In the Maritime provinces, Nova Scotia is the matriarch, flanked by its charming and much-loved little sister PEI with distant cousin and life of the (kitchen) party, Newfoundland to the ‘far east’. New Brunswick is often the forgotten one, the Charlie Brown, if you will, of the East Coast. This has earned it the nickname “the drive-through province”.
If you do decide to linger a little while here, you will find travelling through New Brunswick (NB) a breeze. Distances are relatively short and with enough money for car rental, gas and accommodation, you can see quite a bit in a short amount of time of what this province has to offer. I suggest one week to get intimate with NB. Big cities don’t seem to be the main attraction though; they are just a distraction from all of the natural wonders.
Enjoy what the cities have to offer but don’t expect an experience of London, Paris or Hong Kong magnitude.
In my opinion, New Brunswick is the only truly bilingual province in Canada. French and English are scattered seemingly evenly throughout the province. The English accent, however, seemed almost indiscernible from that of Nova Scotia. Yes Virginia, there is a Maritime tongue.
In spite of its modest reputation, there are many accolades credited to this understated province.

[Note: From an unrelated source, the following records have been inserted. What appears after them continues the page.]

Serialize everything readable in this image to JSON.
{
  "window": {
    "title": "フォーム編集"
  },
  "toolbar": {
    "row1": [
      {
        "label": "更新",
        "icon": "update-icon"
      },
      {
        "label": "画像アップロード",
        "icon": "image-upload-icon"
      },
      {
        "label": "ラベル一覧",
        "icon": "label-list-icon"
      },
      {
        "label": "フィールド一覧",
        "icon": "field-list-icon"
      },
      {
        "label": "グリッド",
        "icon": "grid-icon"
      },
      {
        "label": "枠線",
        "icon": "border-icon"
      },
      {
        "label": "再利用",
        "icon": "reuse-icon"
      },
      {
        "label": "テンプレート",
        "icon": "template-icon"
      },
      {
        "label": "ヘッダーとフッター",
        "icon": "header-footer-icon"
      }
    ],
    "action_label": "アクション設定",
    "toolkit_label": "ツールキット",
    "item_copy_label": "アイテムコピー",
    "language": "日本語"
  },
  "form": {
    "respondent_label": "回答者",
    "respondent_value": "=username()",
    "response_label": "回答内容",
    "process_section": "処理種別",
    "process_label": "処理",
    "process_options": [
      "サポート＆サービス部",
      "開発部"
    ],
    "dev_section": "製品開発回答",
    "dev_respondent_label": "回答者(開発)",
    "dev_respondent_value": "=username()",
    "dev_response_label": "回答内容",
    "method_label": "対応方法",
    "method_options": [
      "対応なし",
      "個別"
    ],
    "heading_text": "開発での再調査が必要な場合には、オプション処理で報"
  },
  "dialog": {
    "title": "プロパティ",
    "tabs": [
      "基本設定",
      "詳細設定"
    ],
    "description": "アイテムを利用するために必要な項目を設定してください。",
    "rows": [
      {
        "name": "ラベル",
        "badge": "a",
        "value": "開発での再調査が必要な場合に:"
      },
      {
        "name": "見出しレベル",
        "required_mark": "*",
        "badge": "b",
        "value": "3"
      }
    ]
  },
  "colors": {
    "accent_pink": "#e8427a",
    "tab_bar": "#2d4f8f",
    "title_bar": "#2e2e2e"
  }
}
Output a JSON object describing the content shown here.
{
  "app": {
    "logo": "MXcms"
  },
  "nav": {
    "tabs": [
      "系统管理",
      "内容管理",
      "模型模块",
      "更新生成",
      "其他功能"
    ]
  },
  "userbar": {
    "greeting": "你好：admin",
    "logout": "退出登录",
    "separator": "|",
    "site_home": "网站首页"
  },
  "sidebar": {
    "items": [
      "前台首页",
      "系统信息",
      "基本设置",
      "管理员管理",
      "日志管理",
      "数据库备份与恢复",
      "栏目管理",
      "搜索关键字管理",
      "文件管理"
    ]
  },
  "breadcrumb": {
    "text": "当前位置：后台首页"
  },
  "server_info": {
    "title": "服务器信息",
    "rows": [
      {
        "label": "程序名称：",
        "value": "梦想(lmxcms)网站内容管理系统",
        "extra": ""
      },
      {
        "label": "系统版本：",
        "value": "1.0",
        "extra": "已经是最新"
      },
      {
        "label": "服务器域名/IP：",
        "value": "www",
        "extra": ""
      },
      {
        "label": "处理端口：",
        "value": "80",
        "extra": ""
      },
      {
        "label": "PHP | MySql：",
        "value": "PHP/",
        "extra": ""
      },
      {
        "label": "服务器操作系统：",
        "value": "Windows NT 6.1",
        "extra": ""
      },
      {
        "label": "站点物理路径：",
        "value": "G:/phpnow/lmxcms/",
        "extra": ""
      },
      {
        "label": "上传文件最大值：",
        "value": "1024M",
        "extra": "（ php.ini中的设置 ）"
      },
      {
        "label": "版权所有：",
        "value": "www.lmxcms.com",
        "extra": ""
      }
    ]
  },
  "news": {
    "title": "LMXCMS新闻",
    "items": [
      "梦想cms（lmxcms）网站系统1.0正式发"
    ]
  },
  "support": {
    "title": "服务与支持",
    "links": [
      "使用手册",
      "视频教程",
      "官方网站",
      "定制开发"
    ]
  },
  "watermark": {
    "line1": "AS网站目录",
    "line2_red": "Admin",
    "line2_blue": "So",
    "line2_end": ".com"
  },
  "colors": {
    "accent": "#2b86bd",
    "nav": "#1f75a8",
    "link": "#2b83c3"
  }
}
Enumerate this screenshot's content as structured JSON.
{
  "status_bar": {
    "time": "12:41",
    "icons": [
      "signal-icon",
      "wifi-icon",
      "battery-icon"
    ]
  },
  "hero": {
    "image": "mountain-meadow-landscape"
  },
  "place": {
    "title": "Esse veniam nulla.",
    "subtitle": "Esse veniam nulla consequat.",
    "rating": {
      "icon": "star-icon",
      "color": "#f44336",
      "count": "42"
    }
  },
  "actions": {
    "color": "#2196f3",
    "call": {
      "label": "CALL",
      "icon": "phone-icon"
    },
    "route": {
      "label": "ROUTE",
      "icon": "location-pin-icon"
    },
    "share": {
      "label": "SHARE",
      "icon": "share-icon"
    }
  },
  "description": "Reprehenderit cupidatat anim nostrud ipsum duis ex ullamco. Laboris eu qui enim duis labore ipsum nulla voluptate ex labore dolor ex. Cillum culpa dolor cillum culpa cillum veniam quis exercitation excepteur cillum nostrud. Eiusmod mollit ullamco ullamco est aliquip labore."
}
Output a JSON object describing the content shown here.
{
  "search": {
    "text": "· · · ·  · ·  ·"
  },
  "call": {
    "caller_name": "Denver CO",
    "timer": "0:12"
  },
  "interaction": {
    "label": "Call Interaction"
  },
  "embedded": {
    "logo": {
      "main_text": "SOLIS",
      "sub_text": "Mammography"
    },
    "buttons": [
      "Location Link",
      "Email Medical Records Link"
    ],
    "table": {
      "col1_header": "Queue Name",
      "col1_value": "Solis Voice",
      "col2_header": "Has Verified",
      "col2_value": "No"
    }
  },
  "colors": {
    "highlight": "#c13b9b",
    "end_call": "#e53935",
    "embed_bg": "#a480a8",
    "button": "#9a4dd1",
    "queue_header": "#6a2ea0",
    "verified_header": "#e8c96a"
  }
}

- the longest covered bridge in the world (Hartland)
- the highest tides in the world (Bay of Fundy)
- the world’s largest lobster and lobster capital of the world (Shediac)
- home to Canada’s oldest museum and oldest incorporated city – both Saint John
- and magnetic hill, where your car rolls uphill backwards (Moncton)
amongst other tidbits…
Notable New Brunswickers
The first black hockey player to break the colour barrier in the NHL. He hails from Fredericton.
A soprano, opera singer and Fredericton native.
Famous actor, born in New Brunswick and raised partially in Nova Scotia.
The McCain brothers
Anyone in Canada who has had frozen McCain french fries are familiar with the McCain food giant. Yes they are Canadian.